**What to produce**
Would you repeat the data below exactly, taking out the images?

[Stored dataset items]

○ ○ ○ ○ ○ ○ ○

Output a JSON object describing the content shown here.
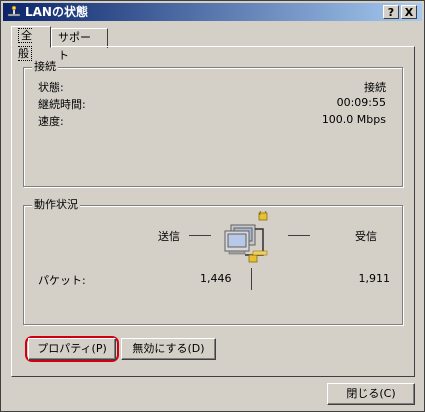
{
  "window": {
    "title": "LANの状態",
    "help_label": "?",
    "close_label": "X"
  },
  "tabs": [
    {
      "label": "全般",
      "active": true
    },
    {
      "label": "サポート",
      "active": false
    }
  ],
  "connection": {
    "legend": "接続",
    "rows": [
      {
        "label": "状態:",
        "value": "接続"
      },
      {
        "label": "継続時間:",
        "value": "00:09:55"
      },
      {
        "label": "速度:",
        "value": "100.0 Mbps"
      }
    ]
  },
  "activity": {
    "legend": "動作状況",
    "sent_label": "送信",
    "received_label": "受信",
    "packets_label": "パケット:",
    "packets_sent": "1,446",
    "packets_received": "1,911"
  },
  "buttons": {
    "properties": "プロパティ(P)",
    "disable": "無効にする(D)",
    "close": "閉じる(C)"
  },
  "colors": {
    "titlebar_start": "#0a246a",
    "titlebar_end": "#a6caf0",
    "highlight_ring": "#d00010"
  }
}
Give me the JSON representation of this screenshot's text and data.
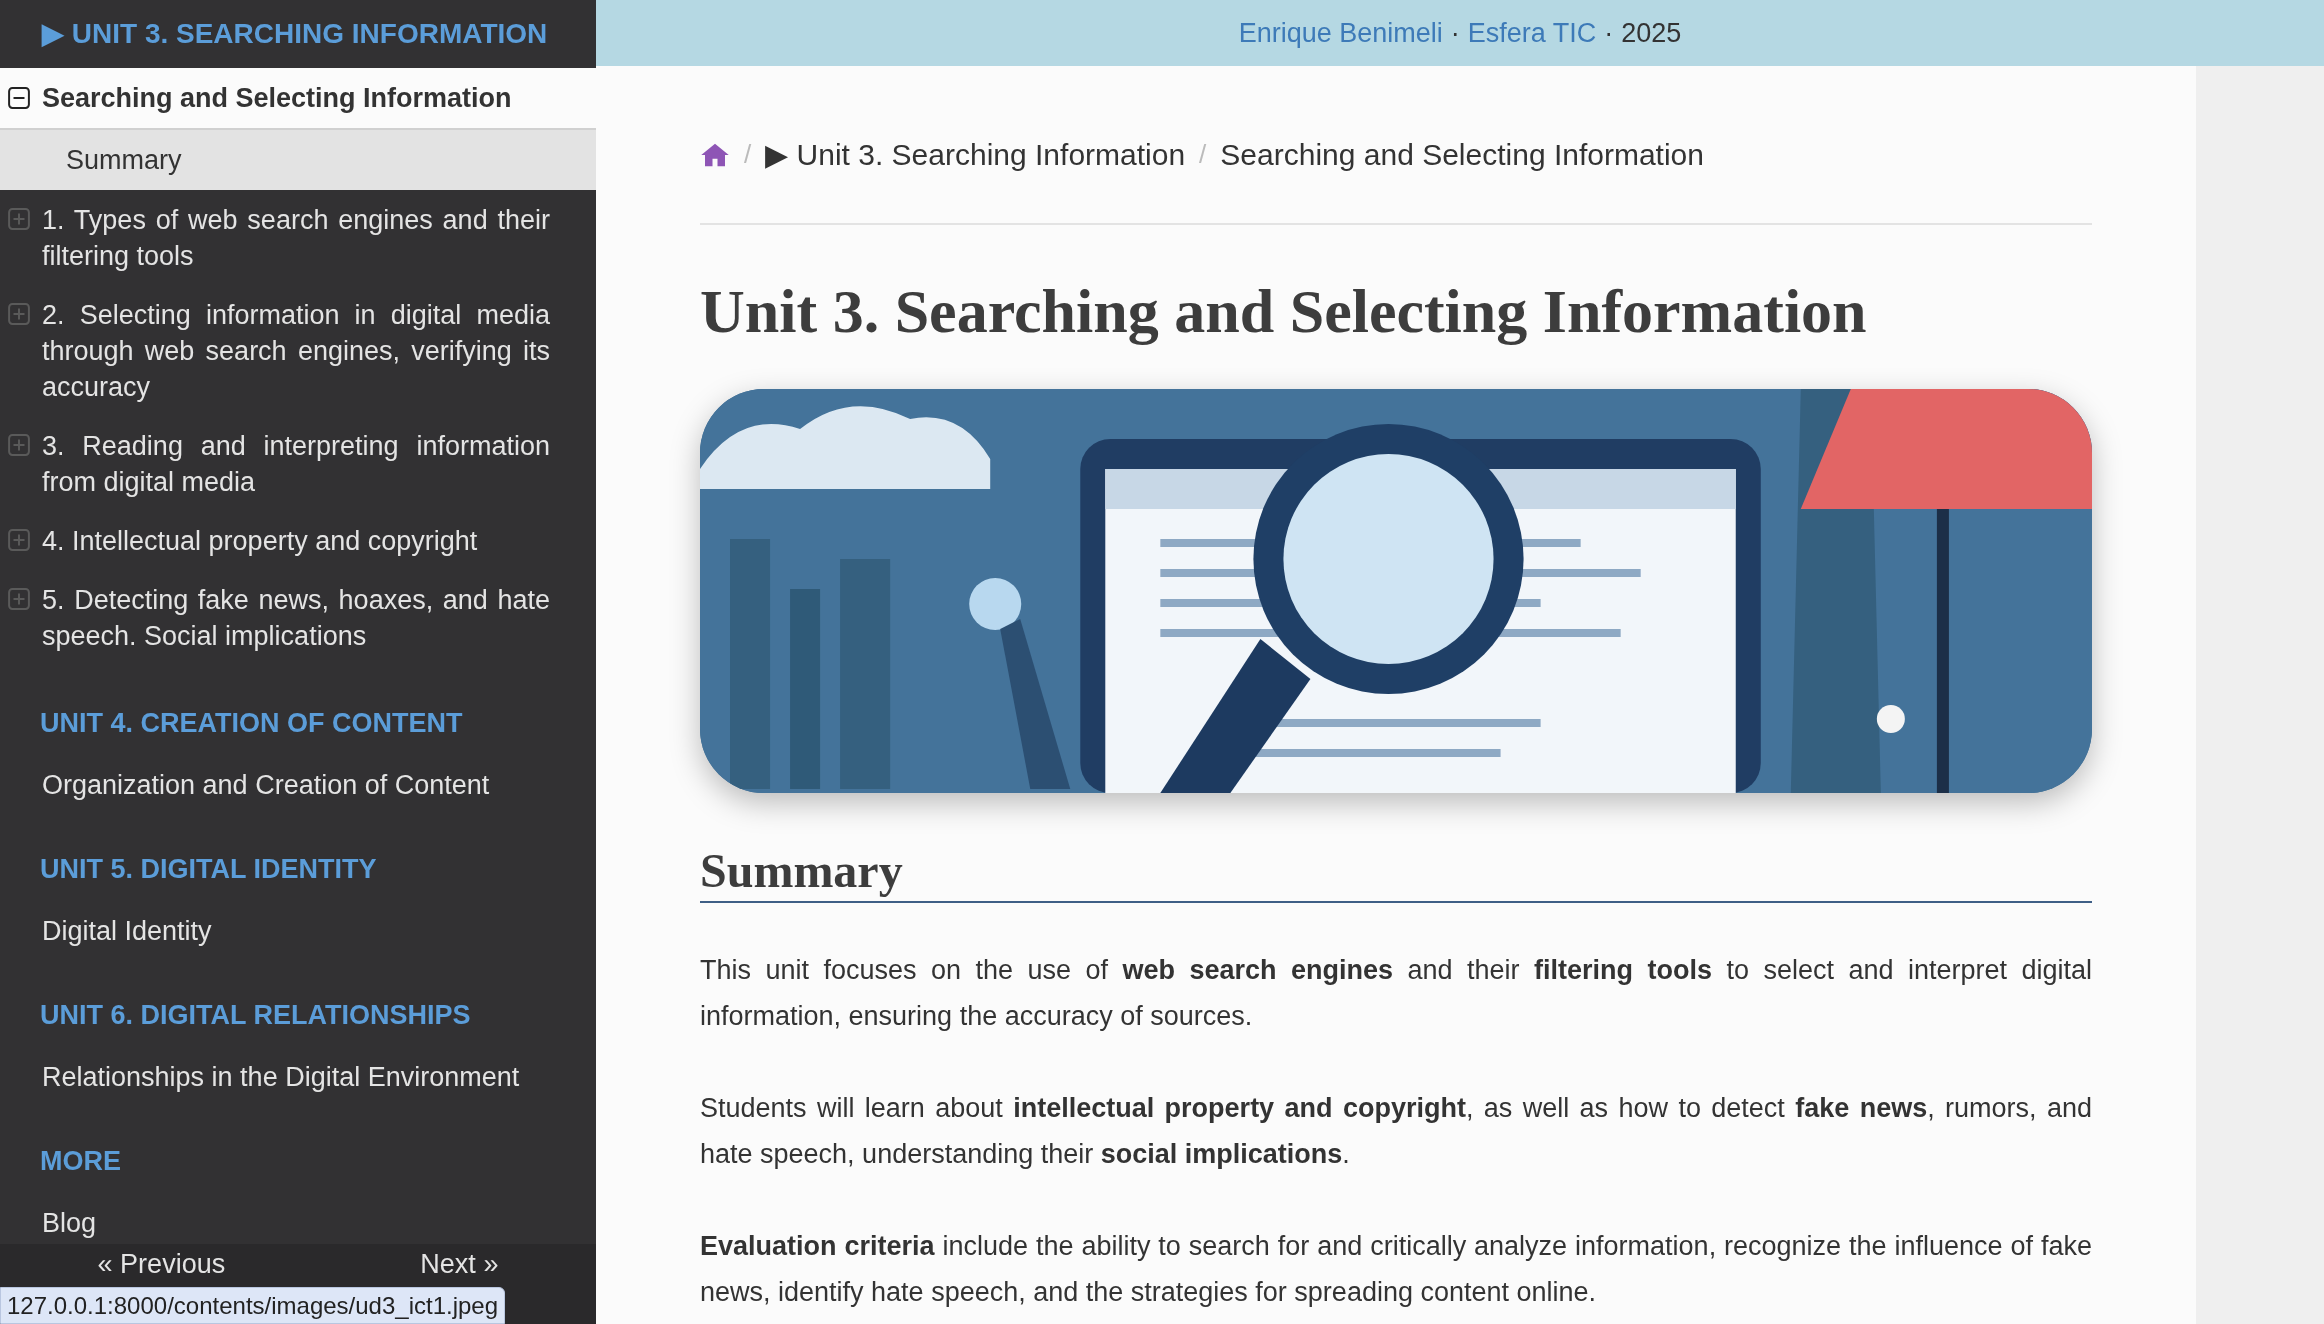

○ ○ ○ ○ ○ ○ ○

**Answer space**
Output a JSON object describing the content shown here.
{
  "window": {
    "title": "LANの状態",
    "help_label": "?",
    "close_label": "X"
  },
  "tabs": [
    {
      "label": "全般",
      "active": true
    },
    {
      "label": "サポート",
      "active": false
    }
  ],
  "connection": {
    "legend": "接続",
    "rows": [
      {
        "label": "状態:",
        "value": "接続"
      },
      {
        "label": "継続時間:",
        "value": "00:09:55"
      },
      {
        "label": "速度:",
        "value": "100.0 Mbps"
      }
    ]
  },
  "activity": {
    "legend": "動作状況",
    "sent_label": "送信",
    "received_label": "受信",
    "packets_label": "パケット:",
    "packets_sent": "1,446",
    "packets_received": "1,911"
  },
  "buttons": {
    "properties": "プロパティ(P)",
    "disable": "無効にする(D)",
    "close": "閉じる(C)"
  },
  "colors": {
    "titlebar_start": "#0a246a",
    "titlebar_end": "#a6caf0",
    "highlight_ring": "#d00010"
  }
}
Give me the JSON representation of this screenshot's text and data.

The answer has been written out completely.